#### Data provided
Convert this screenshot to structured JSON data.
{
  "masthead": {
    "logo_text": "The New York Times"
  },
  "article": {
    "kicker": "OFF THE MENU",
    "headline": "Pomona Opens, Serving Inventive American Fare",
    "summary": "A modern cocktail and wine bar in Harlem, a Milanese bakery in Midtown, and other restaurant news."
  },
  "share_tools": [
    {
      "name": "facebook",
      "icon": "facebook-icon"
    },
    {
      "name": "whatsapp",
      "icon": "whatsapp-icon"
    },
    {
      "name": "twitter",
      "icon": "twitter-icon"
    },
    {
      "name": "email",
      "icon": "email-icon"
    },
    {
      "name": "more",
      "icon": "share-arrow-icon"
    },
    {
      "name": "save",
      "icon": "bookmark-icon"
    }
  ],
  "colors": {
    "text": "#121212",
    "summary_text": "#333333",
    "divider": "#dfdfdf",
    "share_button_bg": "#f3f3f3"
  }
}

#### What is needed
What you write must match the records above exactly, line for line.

#### Result of this task
Convert this screenshot to structured JSON data.
{
  "masthead": {
    "logo_text": "The New York Times"
  },
  "article": {
    "kicker": "OFF THE MENU",
    "headline": "Pomona Opens, Serving Inventive American Fare",
    "summary": "A modern cocktail and wine bar in Harlem, a Milanese bakery in Midtown, and other restaurant news."
  },
  "share_tools": [
    {
      "name": "facebook",
      "icon": "facebook-icon"
    },
    {
      "name": "whatsapp",
      "icon": "whatsapp-icon"
    },
    {
      "name": "twitter",
      "icon": "twitter-icon"
    },
    {
      "name": "email",
      "icon": "email-icon"
    },
    {
      "name": "more",
      "icon": "share-arrow-icon"
    },
    {
      "name": "save",
      "icon": "bookmark-icon"
    }
  ],
  "colors": {
    "text": "#121212",
    "summary_text": "#333333",
    "divider": "#dfdfdf",
    "share_button_bg": "#f3f3f3"
  }
}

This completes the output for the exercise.